Arriving at the Marina of the 5 star Hotel to join Vlad and his team he had some difficulty finding Polarison, mainly as she hadn’t arrived. Vlad and his team were in the Club across the bay so after negotiating a berth for the night on another yacht he went in search of the team. Always just 5 minutes behind their last move he encountered the Maltese Knight who had joined the team to provide local knowledge.

The next day he found Vlad and the Impalers and heard reports that a sail had been seen off Gozo and Polarison would arrive that afternoon. The sail maker and the trimmer arrived, both experienced, English speaking, racing sailors and the old Pirate relaxed in the warm Maltese sun shine and marvelled at the ancient fortifications. True to his word Vlad provided all Food and Grog.

Knowing the ways of the sea and the joys of delivering yachts shorthanded the old Pirate awoke before first light to find Polarison just arriving. He set to work with their crew immediately for he knew that there was a coastal race that day and there was much to be done before the start. Vlad and the impalers went for a long breakfast and boarded just before it would have been too late to make passage for the start.

Having worked in Moscow the Old pirate expected some cultural differences. It became clear that Vlad thought he had chartered Polarison with owners representatives and he would be skipper whereas the company thought they had sold a skippered charter and had put on board Skippy and young Harry (for he was too young to shave and had 2 strange lumps as well which meant for Vlad’s team only suited for work in the galley).

Running his fingers through his grey beard the old Pirate kept his own counsel as he watched the battle for control of Polarison develop. The situation was not helped by another young Pirate from the company doing the tactics at the start resulting in Polarison being several minutes late starting, plus Skippy and young Harry were very tired. Despite all this, Polarison clawed its way to the middle of the fleet. The old Pirate marvelled at the finish, he had seen ships with 2 wheels and witnessed people try and pull them in different directions but he had never before seen 2 people on the same wheel pulling as hard as they could in different directions.

Ashore the animated discussions continued and now involved the owner of the company, the old Pirate watched then went for a swim to consider whether . . . → Read More: The Maltese Pirate

Middle Sea Race

I am now back from the Middle Sea Race. More than half the fleet retired due to the extreme weather. In our case Backstay failure was a major factor. A race report will follow soon but may have to be carefully written due to a dispute between the Team Organiser and Charter Company — nothing to do with Wild Spirit, I was invited to helm for international team.

A couple of places left in next year’s Fastnet team, plus several for Caribbean 600 in February — see racing pages.

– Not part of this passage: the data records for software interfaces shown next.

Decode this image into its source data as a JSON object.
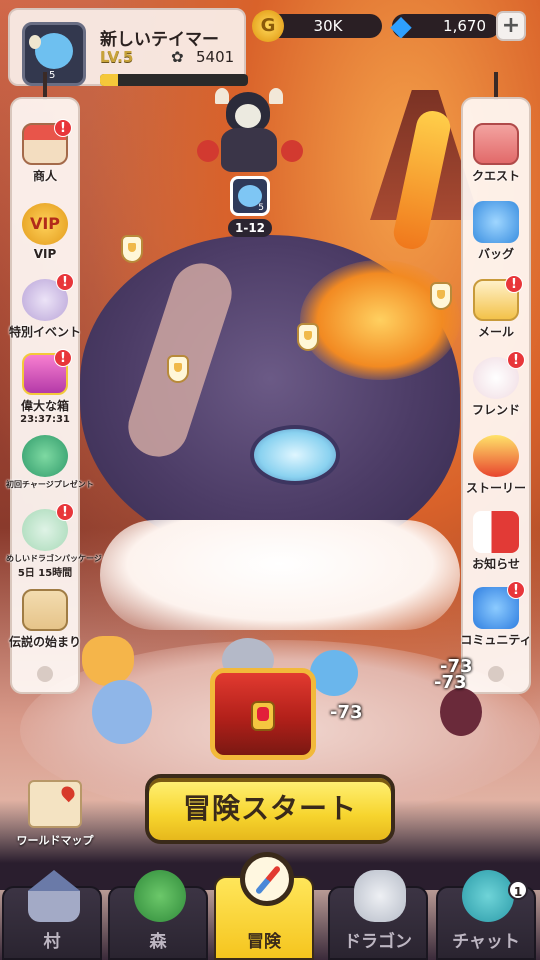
{
  "player": {
    "name": "新しいテイマー",
    "level": "LV.5",
    "power": "5401",
    "avatar_level": "5",
    "xp_fraction": 0.12
  },
  "currency": {
    "coin_symbol": "G",
    "coins": "30K",
    "gems": "1,670",
    "gem_icon": "◆",
    "plus_icon": "+"
  },
  "stage": {
    "label": "1-12",
    "portrait_level": "5"
  },
  "left_menu": [
    {
      "label": "商人",
      "alert": "!",
      "icon": "shop-stall-icon"
    },
    {
      "label": "VIP",
      "alert": "",
      "icon": "vip-badge-icon",
      "icon_text": "VIP"
    },
    {
      "label": "特別イベント",
      "alert": "!",
      "icon": "event-girl-icon"
    },
    {
      "label": "偉大な箱",
      "alert": "!",
      "icon": "treasure-box-icon",
      "timer": "23:37:31"
    },
    {
      "label": "初回チャージプレゼント",
      "alert": "",
      "icon": "dragon-gift-icon"
    },
    {
      "label": "めしいドラゴンパッケージ",
      "alert": "!",
      "icon": "dragon-package-icon",
      "timer": "5日 15時間"
    },
    {
      "label": "伝説の始まり",
      "alert": "",
      "icon": "legend-calendar-icon"
    }
  ],
  "right_menu": [
    {
      "label": "クエスト",
      "alert": "",
      "icon": "quest-scroll-icon"
    },
    {
      "label": "バッグ",
      "alert": "",
      "icon": "bag-icon"
    },
    {
      "label": "メール",
      "alert": "!",
      "icon": "mail-icon"
    },
    {
      "label": "フレンド",
      "alert": "!",
      "icon": "friend-cat-icon"
    },
    {
      "label": "ストーリー",
      "alert": "",
      "icon": "story-book-icon"
    },
    {
      "label": "お知らせ",
      "alert": "",
      "icon": "megaphone-icon"
    },
    {
      "label": "コミュニティ",
      "alert": "!",
      "icon": "community-chat-icon"
    }
  ],
  "worldmap": {
    "label": "ワールドマップ"
  },
  "start_button": "冒険スタート",
  "damage": [
    "-73",
    "-73",
    "-73"
  ],
  "nav": [
    {
      "label": "村",
      "icon": "village-house-icon"
    },
    {
      "label": "森",
      "icon": "forest-tree-icon"
    },
    {
      "label": "冒険",
      "icon": "compass-icon"
    },
    {
      "label": "ドラゴン",
      "icon": "dragon-head-icon"
    },
    {
      "label": "チャット",
      "icon": "chat-bubble-icon",
      "badge": "1"
    }
  ]
}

I am off to Australia in December for Sydney Hobart and we have little planned on Wild Spirit until training starts in February but if you want to use her or go sailing give me a call and we will see what we can do–I know a lot of people in sailing.

Paul Jackson